[Opening Input material section]

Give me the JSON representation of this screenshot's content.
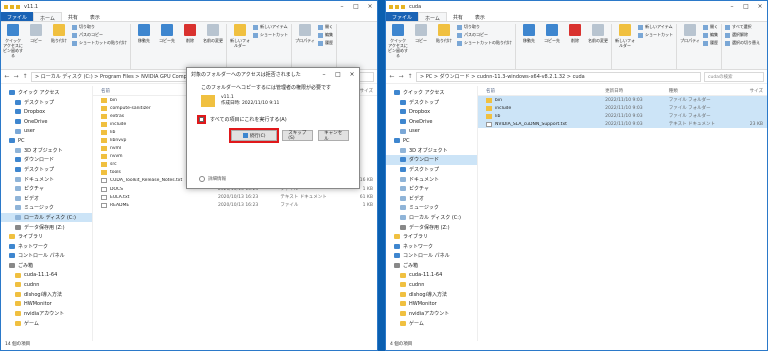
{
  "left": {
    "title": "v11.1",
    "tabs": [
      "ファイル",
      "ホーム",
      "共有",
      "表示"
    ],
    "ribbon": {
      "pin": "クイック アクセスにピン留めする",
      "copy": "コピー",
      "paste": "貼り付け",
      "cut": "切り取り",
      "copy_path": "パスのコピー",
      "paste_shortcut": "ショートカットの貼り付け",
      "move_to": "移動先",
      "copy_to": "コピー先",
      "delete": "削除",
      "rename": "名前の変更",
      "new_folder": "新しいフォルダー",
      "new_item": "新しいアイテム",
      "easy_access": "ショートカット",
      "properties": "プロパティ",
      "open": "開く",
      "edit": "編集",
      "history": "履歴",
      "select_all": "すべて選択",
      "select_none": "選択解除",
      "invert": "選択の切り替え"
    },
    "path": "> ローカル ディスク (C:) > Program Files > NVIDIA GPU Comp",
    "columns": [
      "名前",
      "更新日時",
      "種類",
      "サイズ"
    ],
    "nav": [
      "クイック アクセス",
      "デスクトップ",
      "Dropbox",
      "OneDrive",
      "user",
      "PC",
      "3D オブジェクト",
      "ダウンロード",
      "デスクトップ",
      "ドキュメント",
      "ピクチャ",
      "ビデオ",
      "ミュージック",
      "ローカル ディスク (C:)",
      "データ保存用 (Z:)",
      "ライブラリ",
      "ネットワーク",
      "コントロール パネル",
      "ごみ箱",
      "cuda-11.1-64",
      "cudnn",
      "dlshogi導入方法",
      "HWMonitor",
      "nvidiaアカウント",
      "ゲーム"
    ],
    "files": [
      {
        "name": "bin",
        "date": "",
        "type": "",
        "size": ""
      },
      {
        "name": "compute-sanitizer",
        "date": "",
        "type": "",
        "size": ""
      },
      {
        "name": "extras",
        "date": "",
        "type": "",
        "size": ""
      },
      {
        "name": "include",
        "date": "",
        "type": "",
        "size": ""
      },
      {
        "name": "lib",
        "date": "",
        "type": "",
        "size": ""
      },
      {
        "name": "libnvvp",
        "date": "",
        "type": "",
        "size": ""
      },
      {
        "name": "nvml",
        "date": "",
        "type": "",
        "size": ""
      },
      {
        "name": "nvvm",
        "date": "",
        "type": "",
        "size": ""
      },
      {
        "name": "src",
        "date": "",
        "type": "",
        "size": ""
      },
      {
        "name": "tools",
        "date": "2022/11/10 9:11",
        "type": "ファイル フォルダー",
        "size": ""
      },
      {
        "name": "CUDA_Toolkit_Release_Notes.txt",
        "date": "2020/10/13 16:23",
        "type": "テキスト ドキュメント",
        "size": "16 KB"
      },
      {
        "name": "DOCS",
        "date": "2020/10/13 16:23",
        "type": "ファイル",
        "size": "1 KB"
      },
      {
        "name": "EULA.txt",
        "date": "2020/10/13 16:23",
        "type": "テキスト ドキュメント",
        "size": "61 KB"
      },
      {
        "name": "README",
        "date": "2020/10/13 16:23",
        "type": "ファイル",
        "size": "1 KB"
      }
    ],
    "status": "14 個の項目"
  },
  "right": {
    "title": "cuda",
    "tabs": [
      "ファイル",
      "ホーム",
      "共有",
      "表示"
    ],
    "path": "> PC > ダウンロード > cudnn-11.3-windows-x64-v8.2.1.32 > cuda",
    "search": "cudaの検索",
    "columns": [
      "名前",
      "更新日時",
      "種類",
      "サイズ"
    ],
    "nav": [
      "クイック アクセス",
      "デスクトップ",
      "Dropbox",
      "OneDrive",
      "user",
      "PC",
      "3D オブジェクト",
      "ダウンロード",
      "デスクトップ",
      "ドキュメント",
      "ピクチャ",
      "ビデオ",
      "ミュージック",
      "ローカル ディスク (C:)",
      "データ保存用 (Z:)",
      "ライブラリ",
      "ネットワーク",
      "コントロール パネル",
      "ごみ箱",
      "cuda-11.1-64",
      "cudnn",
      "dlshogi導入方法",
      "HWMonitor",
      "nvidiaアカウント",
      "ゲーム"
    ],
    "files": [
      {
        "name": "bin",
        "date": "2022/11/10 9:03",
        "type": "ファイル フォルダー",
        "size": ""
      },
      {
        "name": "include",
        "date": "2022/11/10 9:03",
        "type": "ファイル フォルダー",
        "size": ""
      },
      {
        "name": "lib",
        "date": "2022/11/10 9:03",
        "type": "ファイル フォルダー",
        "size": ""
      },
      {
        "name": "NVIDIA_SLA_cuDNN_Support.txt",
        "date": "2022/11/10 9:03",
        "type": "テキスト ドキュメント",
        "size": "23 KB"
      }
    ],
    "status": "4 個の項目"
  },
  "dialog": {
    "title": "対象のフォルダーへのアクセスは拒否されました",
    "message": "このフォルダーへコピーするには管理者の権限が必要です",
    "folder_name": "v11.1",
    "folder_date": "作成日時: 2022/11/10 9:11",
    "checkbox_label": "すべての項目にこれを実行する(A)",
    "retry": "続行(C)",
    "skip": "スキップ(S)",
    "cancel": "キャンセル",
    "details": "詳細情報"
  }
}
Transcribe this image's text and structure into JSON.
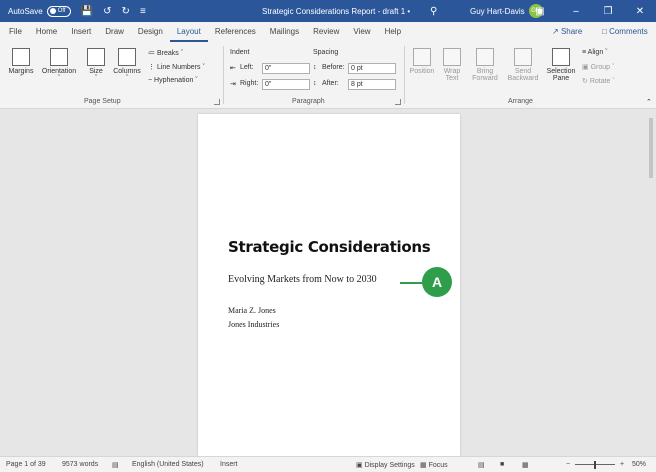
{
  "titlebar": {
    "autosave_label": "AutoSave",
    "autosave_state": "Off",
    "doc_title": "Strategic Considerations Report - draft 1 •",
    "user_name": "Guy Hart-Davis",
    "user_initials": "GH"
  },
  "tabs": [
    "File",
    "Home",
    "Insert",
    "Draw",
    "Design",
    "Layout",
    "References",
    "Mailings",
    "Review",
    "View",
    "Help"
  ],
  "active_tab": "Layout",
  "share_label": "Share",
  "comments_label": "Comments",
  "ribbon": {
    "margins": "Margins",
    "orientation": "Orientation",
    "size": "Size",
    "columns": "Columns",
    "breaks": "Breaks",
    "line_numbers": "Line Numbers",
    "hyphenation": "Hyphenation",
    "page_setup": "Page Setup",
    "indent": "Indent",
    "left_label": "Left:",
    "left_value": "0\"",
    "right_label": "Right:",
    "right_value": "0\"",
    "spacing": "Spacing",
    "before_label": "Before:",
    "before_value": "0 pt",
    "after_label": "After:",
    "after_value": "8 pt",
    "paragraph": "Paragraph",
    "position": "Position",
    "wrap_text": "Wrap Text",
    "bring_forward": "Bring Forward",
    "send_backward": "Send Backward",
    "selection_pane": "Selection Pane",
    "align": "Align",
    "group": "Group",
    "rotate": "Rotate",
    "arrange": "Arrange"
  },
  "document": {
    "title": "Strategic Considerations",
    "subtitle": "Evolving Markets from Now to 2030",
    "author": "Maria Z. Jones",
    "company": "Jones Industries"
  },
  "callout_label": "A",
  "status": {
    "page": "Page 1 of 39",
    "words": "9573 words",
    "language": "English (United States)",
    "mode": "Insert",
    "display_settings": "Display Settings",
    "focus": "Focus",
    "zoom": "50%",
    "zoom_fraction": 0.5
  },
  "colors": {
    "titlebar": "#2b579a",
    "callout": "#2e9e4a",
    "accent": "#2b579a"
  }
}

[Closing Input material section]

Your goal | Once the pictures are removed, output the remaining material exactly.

Solution |
Give me the JSON representation of this screenshot's content.
{
  "left": {
    "title": "v11.1",
    "tabs": [
      "ファイル",
      "ホーム",
      "共有",
      "表示"
    ],
    "ribbon": {
      "pin": "クイック アクセスにピン留めする",
      "copy": "コピー",
      "paste": "貼り付け",
      "cut": "切り取り",
      "copy_path": "パスのコピー",
      "paste_shortcut": "ショートカットの貼り付け",
      "move_to": "移動先",
      "copy_to": "コピー先",
      "delete": "削除",
      "rename": "名前の変更",
      "new_folder": "新しいフォルダー",
      "new_item": "新しいアイテム",
      "easy_access": "ショートカット",
      "properties": "プロパティ",
      "open": "開く",
      "edit": "編集",
      "history": "履歴",
      "select_all": "すべて選択",
      "select_none": "選択解除",
      "invert": "選択の切り替え"
    },
    "path": "> ローカル ディスク (C:) > Program Files > NVIDIA GPU Comp",
    "columns": [
      "名前",
      "更新日時",
      "種類",
      "サイズ"
    ],
    "nav": [
      "クイック アクセス",
      "デスクトップ",
      "Dropbox",
      "OneDrive",
      "user",
      "PC",
      "3D オブジェクト",
      "ダウンロード",
      "デスクトップ",
      "ドキュメント",
      "ピクチャ",
      "ビデオ",
      "ミュージック",
      "ローカル ディスク (C:)",
      "データ保存用 (Z:)",
      "ライブラリ",
      "ネットワーク",
      "コントロール パネル",
      "ごみ箱",
      "cuda-11.1-64",
      "cudnn",
      "dlshogi導入方法",
      "HWMonitor",
      "nvidiaアカウント",
      "ゲーム"
    ],
    "files": [
      {
        "name": "bin",
        "date": "",
        "type": "",
        "size": ""
      },
      {
        "name": "compute-sanitizer",
        "date": "",
        "type": "",
        "size": ""
      },
      {
        "name": "extras",
        "date": "",
        "type": "",
        "size": ""
      },
      {
        "name": "include",
        "date": "",
        "type": "",
        "size": ""
      },
      {
        "name": "lib",
        "date": "",
        "type": "",
        "size": ""
      },
      {
        "name": "libnvvp",
        "date": "",
        "type": "",
        "size": ""
      },
      {
        "name": "nvml",
        "date": "",
        "type": "",
        "size": ""
      },
      {
        "name": "nvvm",
        "date": "",
        "type": "",
        "size": ""
      },
      {
        "name": "src",
        "date": "",
        "type": "",
        "size": ""
      },
      {
        "name": "tools",
        "date": "2022/11/10 9:11",
        "type": "ファイル フォルダー",
        "size": ""
      },
      {
        "name": "CUDA_Toolkit_Release_Notes.txt",
        "date": "2020/10/13 16:23",
        "type": "テキスト ドキュメント",
        "size": "16 KB"
      },
      {
        "name": "DOCS",
        "date": "2020/10/13 16:23",
        "type": "ファイル",
        "size": "1 KB"
      },
      {
        "name": "EULA.txt",
        "date": "2020/10/13 16:23",
        "type": "テキスト ドキュメント",
        "size": "61 KB"
      },
      {
        "name": "README",
        "date": "2020/10/13 16:23",
        "type": "ファイル",
        "size": "1 KB"
      }
    ],
    "status": "14 個の項目"
  },
  "right": {
    "title": "cuda",
    "tabs": [
      "ファイル",
      "ホーム",
      "共有",
      "表示"
    ],
    "path": "> PC > ダウンロード > cudnn-11.3-windows-x64-v8.2.1.32 > cuda",
    "search": "cudaの検索",
    "columns": [
      "名前",
      "更新日時",
      "種類",
      "サイズ"
    ],
    "nav": [
      "クイック アクセス",
      "デスクトップ",
      "Dropbox",
      "OneDrive",
      "user",
      "PC",
      "3D オブジェクト",
      "ダウンロード",
      "デスクトップ",
      "ドキュメント",
      "ピクチャ",
      "ビデオ",
      "ミュージック",
      "ローカル ディスク (C:)",
      "データ保存用 (Z:)",
      "ライブラリ",
      "ネットワーク",
      "コントロール パネル",
      "ごみ箱",
      "cuda-11.1-64",
      "cudnn",
      "dlshogi導入方法",
      "HWMonitor",
      "nvidiaアカウント",
      "ゲーム"
    ],
    "files": [
      {
        "name": "bin",
        "date": "2022/11/10 9:03",
        "type": "ファイル フォルダー",
        "size": ""
      },
      {
        "name": "include",
        "date": "2022/11/10 9:03",
        "type": "ファイル フォルダー",
        "size": ""
      },
      {
        "name": "lib",
        "date": "2022/11/10 9:03",
        "type": "ファイル フォルダー",
        "size": ""
      },
      {
        "name": "NVIDIA_SLA_cuDNN_Support.txt",
        "date": "2022/11/10 9:03",
        "type": "テキスト ドキュメント",
        "size": "23 KB"
      }
    ],
    "status": "4 個の項目"
  },
  "dialog": {
    "title": "対象のフォルダーへのアクセスは拒否されました",
    "message": "このフォルダーへコピーするには管理者の権限が必要です",
    "folder_name": "v11.1",
    "folder_date": "作成日時: 2022/11/10 9:11",
    "checkbox_label": "すべての項目にこれを実行する(A)",
    "retry": "続行(C)",
    "skip": "スキップ(S)",
    "cancel": "キャンセル",
    "details": "詳細情報"
  }
}
Transcribe this image's text and structure into JSON.
{
  "titlebar": {
    "autosave_label": "AutoSave",
    "autosave_state": "Off",
    "doc_title": "Strategic Considerations Report - draft 1 •",
    "user_name": "Guy Hart-Davis",
    "user_initials": "GH"
  },
  "tabs": [
    "File",
    "Home",
    "Insert",
    "Draw",
    "Design",
    "Layout",
    "References",
    "Mailings",
    "Review",
    "View",
    "Help"
  ],
  "active_tab": "Layout",
  "share_label": "Share",
  "comments_label": "Comments",
  "ribbon": {
    "margins": "Margins",
    "orientation": "Orientation",
    "size": "Size",
    "columns": "Columns",
    "breaks": "Breaks",
    "line_numbers": "Line Numbers",
    "hyphenation": "Hyphenation",
    "page_setup": "Page Setup",
    "indent": "Indent",
    "left_label": "Left:",
    "left_value": "0\"",
    "right_label": "Right:",
    "right_value": "0\"",
    "spacing": "Spacing",
    "before_label": "Before:",
    "before_value": "0 pt",
    "after_label": "After:",
    "after_value": "8 pt",
    "paragraph": "Paragraph",
    "position": "Position",
    "wrap_text": "Wrap Text",
    "bring_forward": "Bring Forward",
    "send_backward": "Send Backward",
    "selection_pane": "Selection Pane",
    "align": "Align",
    "group": "Group",
    "rotate": "Rotate",
    "arrange": "Arrange"
  },
  "document": {
    "title": "Strategic Considerations",
    "subtitle": "Evolving Markets from Now to 2030",
    "author": "Maria Z. Jones",
    "company": "Jones Industries"
  },
  "callout_label": "A",
  "status": {
    "page": "Page 1 of 39",
    "words": "9573 words",
    "language": "English (United States)",
    "mode": "Insert",
    "display_settings": "Display Settings",
    "focus": "Focus",
    "zoom": "50%",
    "zoom_fraction": 0.5
  },
  "colors": {
    "titlebar": "#2b579a",
    "callout": "#2e9e4a",
    "accent": "#2b579a"
  }
}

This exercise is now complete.